* [Data for analysis]
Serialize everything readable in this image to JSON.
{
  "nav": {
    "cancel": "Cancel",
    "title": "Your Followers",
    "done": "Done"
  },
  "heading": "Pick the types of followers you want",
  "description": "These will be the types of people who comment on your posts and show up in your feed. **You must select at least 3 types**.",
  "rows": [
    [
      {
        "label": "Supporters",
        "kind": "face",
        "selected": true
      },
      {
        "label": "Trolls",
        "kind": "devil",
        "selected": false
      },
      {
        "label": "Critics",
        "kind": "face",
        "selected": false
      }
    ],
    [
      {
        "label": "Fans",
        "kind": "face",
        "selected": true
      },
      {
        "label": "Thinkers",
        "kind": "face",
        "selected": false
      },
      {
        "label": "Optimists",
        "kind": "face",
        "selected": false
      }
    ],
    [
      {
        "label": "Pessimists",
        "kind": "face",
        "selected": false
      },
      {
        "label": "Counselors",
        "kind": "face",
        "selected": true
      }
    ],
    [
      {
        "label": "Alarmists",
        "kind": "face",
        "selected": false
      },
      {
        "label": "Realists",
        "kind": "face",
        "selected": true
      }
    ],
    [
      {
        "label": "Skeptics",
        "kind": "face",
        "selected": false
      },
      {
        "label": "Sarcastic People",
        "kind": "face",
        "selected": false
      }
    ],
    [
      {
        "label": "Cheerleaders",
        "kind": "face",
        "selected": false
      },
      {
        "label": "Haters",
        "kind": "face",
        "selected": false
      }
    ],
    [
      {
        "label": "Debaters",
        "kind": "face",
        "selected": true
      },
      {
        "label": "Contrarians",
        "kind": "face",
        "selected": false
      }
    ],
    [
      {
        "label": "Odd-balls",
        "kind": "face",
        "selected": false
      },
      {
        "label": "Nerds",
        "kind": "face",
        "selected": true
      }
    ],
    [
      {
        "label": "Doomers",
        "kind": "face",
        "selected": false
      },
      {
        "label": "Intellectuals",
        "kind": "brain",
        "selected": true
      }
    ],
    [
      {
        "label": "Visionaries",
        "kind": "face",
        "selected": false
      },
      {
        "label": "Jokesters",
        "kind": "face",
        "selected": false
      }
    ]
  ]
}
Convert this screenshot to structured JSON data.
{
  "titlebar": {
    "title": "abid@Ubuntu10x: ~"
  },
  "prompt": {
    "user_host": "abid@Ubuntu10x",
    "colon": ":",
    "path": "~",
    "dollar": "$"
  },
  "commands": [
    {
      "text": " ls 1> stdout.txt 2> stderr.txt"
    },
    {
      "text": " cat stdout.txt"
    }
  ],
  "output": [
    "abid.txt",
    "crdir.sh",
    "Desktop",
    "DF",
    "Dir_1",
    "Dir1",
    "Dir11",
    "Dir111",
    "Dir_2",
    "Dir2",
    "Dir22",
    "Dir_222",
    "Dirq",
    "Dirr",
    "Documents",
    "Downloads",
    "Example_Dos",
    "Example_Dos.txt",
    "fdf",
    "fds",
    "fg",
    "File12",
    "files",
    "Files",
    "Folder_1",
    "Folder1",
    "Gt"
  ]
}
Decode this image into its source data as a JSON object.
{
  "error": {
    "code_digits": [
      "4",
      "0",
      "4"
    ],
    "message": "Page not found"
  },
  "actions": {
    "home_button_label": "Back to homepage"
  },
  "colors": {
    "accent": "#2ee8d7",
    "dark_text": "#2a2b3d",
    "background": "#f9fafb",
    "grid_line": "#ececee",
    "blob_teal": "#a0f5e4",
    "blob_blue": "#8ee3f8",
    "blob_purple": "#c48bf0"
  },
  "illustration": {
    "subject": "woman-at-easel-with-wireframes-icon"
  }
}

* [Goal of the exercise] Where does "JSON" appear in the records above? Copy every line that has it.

* [Answer box]
Serialize everything readable in this image to JSON.
Convert this screenshot to structured JSON data.
Decode this image into its source data as a JSON object.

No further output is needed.